Research Troubles

Each chapter of Living in the Future could easily be a book in itself. In chapter one alone I write about Brookwood Labor College and Highlander Folk School. Despite knowing I can not go into micro-details about each of my "utopian" examples I continue to research as if I can and will. This is SLOWING ME DOWN. It's like an addiction. Sometimes fed, of course, by turning up wonderful details and compelling stories. But I've just spent two weeks going through all of my archival sources on the Delta Cooperative Farm before even sitting down to write. And my leave is quickly drifting away. This book cannot take another decade. Well, actually it could. My new strategy is to approach the writing a bit like I would approach a textbook or lecture notes. I have accumulated layers of knowledge at this point that I can lay down quickly if I let myself. And if I want to write while I am department chair (starting in August) this will be vital. Now I have the "Born Free" song stuck in my head from my 1970s childhood. Because I need to let my writing be free and not bogged down in my meticulous research.

To Blog or Not to Blog

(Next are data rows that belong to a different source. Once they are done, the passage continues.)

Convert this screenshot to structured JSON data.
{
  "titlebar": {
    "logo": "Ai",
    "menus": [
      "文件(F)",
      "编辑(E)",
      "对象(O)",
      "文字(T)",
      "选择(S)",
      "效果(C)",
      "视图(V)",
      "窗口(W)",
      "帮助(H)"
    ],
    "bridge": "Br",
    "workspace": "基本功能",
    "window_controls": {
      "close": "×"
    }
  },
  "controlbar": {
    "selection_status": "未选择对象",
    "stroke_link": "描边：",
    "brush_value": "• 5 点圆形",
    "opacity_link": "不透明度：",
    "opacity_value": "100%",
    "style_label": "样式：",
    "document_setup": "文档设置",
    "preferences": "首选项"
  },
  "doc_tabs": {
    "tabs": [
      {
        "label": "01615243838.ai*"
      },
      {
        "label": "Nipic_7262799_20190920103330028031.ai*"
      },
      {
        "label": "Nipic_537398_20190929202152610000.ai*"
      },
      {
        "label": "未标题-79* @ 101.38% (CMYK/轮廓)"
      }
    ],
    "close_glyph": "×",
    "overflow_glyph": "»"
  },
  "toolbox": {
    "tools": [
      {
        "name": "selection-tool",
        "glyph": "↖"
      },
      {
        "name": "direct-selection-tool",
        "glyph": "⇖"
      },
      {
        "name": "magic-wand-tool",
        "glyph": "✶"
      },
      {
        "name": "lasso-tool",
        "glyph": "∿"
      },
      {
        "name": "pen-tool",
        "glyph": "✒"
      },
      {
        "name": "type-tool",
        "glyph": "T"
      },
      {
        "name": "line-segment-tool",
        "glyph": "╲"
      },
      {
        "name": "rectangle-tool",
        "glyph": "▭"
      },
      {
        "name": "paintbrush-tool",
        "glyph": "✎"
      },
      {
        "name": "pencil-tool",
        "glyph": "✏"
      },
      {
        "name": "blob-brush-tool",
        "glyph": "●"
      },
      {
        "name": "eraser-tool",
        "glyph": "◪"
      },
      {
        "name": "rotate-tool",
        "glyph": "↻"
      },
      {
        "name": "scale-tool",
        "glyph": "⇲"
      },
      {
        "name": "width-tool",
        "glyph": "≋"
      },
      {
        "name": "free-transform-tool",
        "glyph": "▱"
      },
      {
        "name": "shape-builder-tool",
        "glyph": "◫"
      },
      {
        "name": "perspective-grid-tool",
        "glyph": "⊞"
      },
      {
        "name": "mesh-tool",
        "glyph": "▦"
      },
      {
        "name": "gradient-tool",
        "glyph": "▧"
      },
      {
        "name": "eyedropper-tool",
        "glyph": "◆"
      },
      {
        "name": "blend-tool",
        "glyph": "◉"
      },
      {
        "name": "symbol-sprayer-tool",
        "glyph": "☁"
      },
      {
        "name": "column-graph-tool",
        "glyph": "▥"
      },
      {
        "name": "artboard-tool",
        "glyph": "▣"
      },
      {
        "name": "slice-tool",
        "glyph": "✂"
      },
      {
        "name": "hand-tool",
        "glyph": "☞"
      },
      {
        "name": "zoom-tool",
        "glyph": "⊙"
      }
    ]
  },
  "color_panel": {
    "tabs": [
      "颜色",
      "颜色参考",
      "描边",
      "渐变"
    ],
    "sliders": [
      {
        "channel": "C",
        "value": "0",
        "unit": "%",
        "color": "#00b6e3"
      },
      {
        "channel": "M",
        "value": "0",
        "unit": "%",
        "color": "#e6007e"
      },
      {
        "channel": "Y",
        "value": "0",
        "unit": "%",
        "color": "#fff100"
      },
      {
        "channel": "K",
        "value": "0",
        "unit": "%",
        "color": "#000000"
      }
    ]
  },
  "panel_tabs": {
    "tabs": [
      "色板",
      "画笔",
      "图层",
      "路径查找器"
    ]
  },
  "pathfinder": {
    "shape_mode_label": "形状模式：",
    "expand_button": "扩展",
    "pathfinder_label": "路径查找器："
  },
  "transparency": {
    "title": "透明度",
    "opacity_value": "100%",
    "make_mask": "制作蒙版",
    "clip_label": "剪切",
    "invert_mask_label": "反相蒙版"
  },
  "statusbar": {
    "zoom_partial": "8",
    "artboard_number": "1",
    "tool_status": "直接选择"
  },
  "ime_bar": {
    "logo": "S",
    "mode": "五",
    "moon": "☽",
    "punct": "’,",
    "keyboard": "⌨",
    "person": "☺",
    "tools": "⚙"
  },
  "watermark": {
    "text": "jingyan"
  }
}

I am an avid reader of blogs. In my Feedly feed I have about twenty blogs that I look at daily (only a subset of these post regularly). My favorite blogs are written by smart, sassy academic women (see Historiann). But do I want to blog myself? Do I believe Tenured Radical that blog writing enhances other forms of writing: the more you write the more you can write? Maybe. Placing a blog on this website is a small first step at experimentation. At the moment, being on leave, my days are filled with attempting to create a cohesive narrative from a mind-boggling number of sources. Living in the Future is a book that I am truly enamored with, but the actual writing is a very tough slog. And my internal writing dialogue doesn't necessarily make for exciting blogging. As for politics, I'm waiting for the primaries to be over for reasons that anyone on social media will understand. I may blog about my first year as department chair, something I'm now gearing up for. Or my dog Flopsy, who is a ridiculously huge part of my life. Or life in Western New York, particularly around questions of urban justice. For now I give you Flopsy.